<<<<
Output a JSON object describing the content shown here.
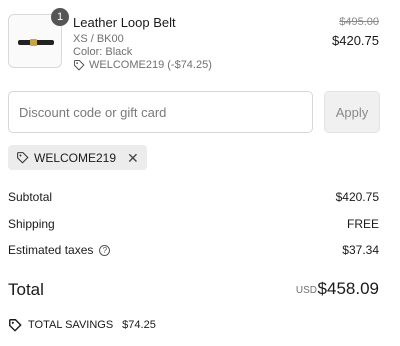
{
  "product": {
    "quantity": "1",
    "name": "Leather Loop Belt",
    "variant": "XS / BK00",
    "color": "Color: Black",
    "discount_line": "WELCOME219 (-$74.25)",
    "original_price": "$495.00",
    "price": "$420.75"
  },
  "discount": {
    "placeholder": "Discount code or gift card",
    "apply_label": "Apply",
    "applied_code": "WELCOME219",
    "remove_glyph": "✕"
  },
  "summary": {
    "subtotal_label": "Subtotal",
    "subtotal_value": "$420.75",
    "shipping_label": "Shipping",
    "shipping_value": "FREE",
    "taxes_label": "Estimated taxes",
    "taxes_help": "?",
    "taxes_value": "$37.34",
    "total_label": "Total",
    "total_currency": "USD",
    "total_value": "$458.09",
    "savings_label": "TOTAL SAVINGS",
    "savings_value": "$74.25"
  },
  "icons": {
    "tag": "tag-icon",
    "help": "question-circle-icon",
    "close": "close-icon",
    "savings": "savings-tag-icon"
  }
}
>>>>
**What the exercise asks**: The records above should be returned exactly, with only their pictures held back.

**Written response**:
Output a JSON object describing the content shown here.
{
  "product": {
    "quantity": "1",
    "name": "Leather Loop Belt",
    "variant": "XS / BK00",
    "color": "Color: Black",
    "discount_line": "WELCOME219 (-$74.25)",
    "original_price": "$495.00",
    "price": "$420.75"
  },
  "discount": {
    "placeholder": "Discount code or gift card",
    "apply_label": "Apply",
    "applied_code": "WELCOME219",
    "remove_glyph": "✕"
  },
  "summary": {
    "subtotal_label": "Subtotal",
    "subtotal_value": "$420.75",
    "shipping_label": "Shipping",
    "shipping_value": "FREE",
    "taxes_label": "Estimated taxes",
    "taxes_help": "?",
    "taxes_value": "$37.34",
    "total_label": "Total",
    "total_currency": "USD",
    "total_value": "$458.09",
    "savings_label": "TOTAL SAVINGS",
    "savings_value": "$74.25"
  },
  "icons": {
    "tag": "tag-icon",
    "help": "question-circle-icon",
    "close": "close-icon",
    "savings": "savings-tag-icon"
  }
}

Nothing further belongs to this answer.